TASK GOAL:
A line below contains "What's the underlying", and a later one contains "Give me the". Repeat both, with every line between them, exactly.

EXERCISE DATA:
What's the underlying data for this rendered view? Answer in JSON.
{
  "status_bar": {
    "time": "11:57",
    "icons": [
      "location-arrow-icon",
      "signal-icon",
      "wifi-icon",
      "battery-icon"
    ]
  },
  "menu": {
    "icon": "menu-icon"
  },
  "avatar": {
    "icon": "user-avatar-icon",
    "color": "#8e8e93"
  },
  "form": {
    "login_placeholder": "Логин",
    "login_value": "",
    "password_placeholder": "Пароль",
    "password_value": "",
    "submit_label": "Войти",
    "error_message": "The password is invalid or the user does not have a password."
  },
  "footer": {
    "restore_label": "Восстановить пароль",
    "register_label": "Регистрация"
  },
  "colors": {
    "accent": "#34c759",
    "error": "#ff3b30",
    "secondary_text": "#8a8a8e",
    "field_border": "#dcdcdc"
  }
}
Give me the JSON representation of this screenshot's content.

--

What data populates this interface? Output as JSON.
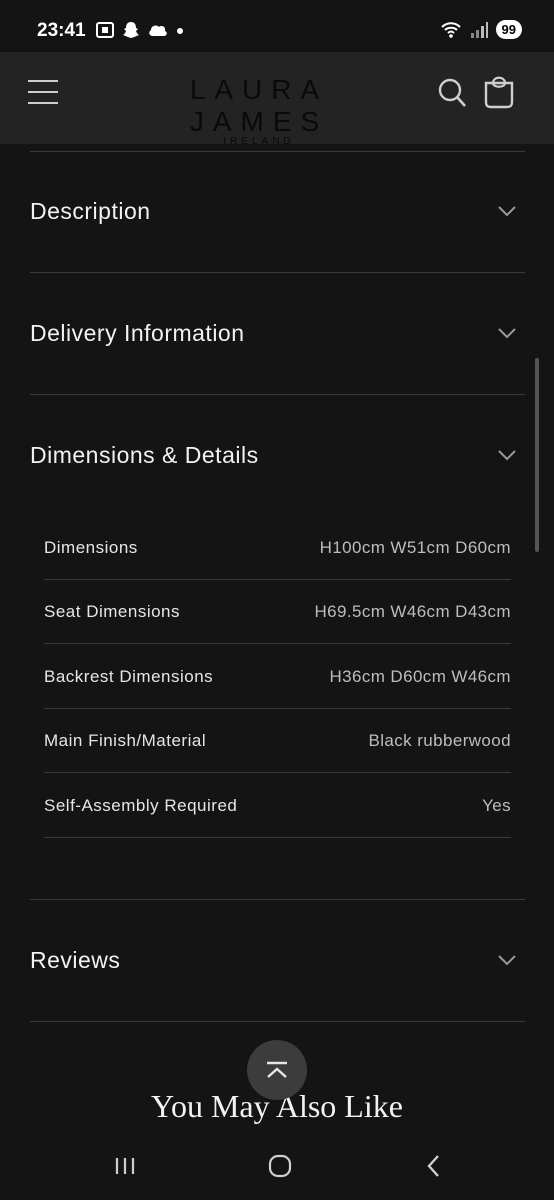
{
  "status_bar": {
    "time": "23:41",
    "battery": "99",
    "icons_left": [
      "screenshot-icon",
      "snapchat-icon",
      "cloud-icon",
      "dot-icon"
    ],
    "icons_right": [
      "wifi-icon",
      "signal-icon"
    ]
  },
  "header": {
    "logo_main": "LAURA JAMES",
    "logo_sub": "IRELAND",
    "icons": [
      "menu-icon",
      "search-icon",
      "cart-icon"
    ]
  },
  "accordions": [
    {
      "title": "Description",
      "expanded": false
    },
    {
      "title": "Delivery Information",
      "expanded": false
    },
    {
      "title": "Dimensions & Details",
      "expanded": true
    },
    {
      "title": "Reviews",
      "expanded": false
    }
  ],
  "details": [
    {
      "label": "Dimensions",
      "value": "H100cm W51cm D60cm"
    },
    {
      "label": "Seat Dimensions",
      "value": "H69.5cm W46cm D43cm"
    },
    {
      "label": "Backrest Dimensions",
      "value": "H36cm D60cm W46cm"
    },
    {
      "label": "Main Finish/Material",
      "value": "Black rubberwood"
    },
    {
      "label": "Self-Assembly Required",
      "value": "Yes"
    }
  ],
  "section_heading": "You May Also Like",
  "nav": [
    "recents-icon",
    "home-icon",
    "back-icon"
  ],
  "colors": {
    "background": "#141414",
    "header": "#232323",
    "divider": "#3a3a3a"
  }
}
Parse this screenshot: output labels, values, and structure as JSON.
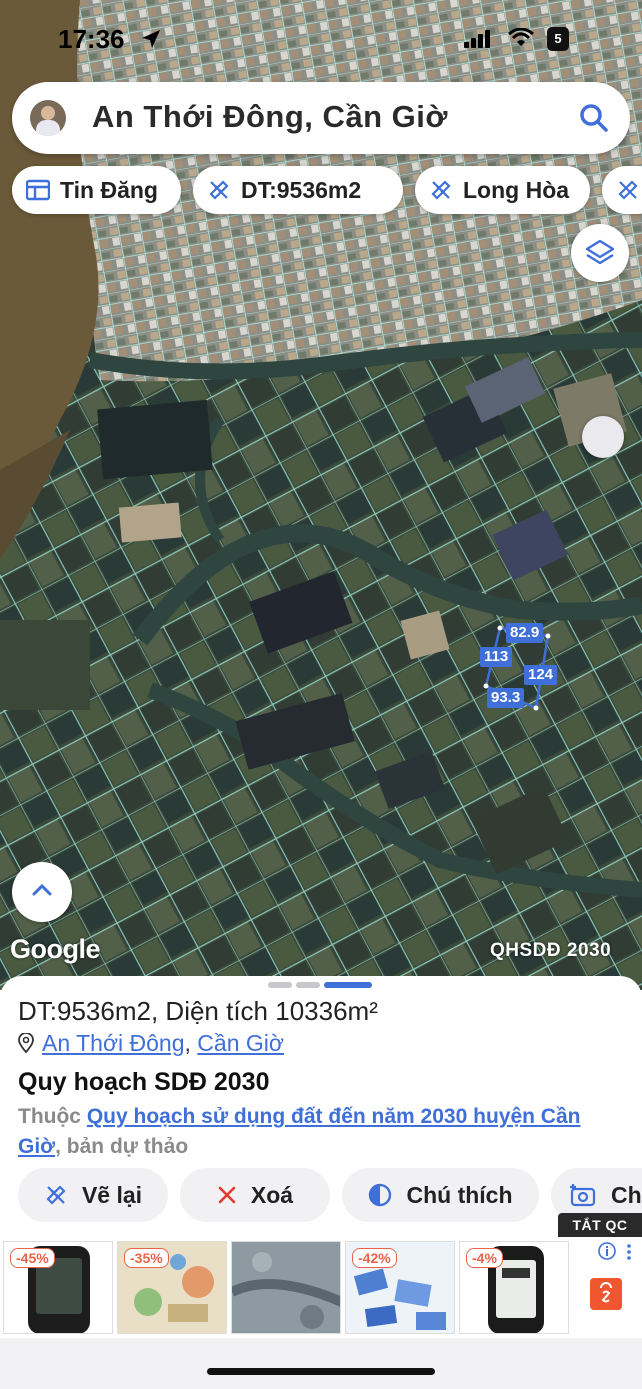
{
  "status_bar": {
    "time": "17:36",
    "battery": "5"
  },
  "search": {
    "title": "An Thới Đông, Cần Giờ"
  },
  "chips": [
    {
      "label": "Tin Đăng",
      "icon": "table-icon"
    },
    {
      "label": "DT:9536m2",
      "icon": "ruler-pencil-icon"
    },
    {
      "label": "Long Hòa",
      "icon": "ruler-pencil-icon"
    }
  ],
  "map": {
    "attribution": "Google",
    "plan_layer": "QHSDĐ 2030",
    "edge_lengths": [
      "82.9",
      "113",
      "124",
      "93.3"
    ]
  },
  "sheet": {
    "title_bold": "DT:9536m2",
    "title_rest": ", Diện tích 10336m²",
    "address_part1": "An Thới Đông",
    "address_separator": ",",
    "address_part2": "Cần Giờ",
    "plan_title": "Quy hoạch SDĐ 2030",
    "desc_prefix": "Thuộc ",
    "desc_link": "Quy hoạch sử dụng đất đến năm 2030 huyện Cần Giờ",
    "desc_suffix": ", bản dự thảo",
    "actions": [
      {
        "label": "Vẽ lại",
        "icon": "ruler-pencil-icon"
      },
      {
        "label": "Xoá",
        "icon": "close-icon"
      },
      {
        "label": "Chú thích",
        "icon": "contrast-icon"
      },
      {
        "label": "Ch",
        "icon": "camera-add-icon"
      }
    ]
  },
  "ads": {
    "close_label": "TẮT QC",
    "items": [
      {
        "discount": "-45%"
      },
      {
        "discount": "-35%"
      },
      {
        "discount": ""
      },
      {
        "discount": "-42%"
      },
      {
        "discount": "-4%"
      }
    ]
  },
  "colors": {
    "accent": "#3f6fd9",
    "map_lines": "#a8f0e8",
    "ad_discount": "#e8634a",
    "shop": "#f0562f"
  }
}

RESULT OF THE TASK:
What's the underlying data for this rendered view? Answer in JSON.
{
  "status_bar": {
    "time": "11:57",
    "icons": [
      "location-arrow-icon",
      "signal-icon",
      "wifi-icon",
      "battery-icon"
    ]
  },
  "menu": {
    "icon": "menu-icon"
  },
  "avatar": {
    "icon": "user-avatar-icon",
    "color": "#8e8e93"
  },
  "form": {
    "login_placeholder": "Логин",
    "login_value": "",
    "password_placeholder": "Пароль",
    "password_value": "",
    "submit_label": "Войти",
    "error_message": "The password is invalid or the user does not have a password."
  },
  "footer": {
    "restore_label": "Восстановить пароль",
    "register_label": "Регистрация"
  },
  "colors": {
    "accent": "#34c759",
    "error": "#ff3b30",
    "secondary_text": "#8a8a8e",
    "field_border": "#dcdcdc"
  }
}
Give me the JSON representation of this screenshot's content.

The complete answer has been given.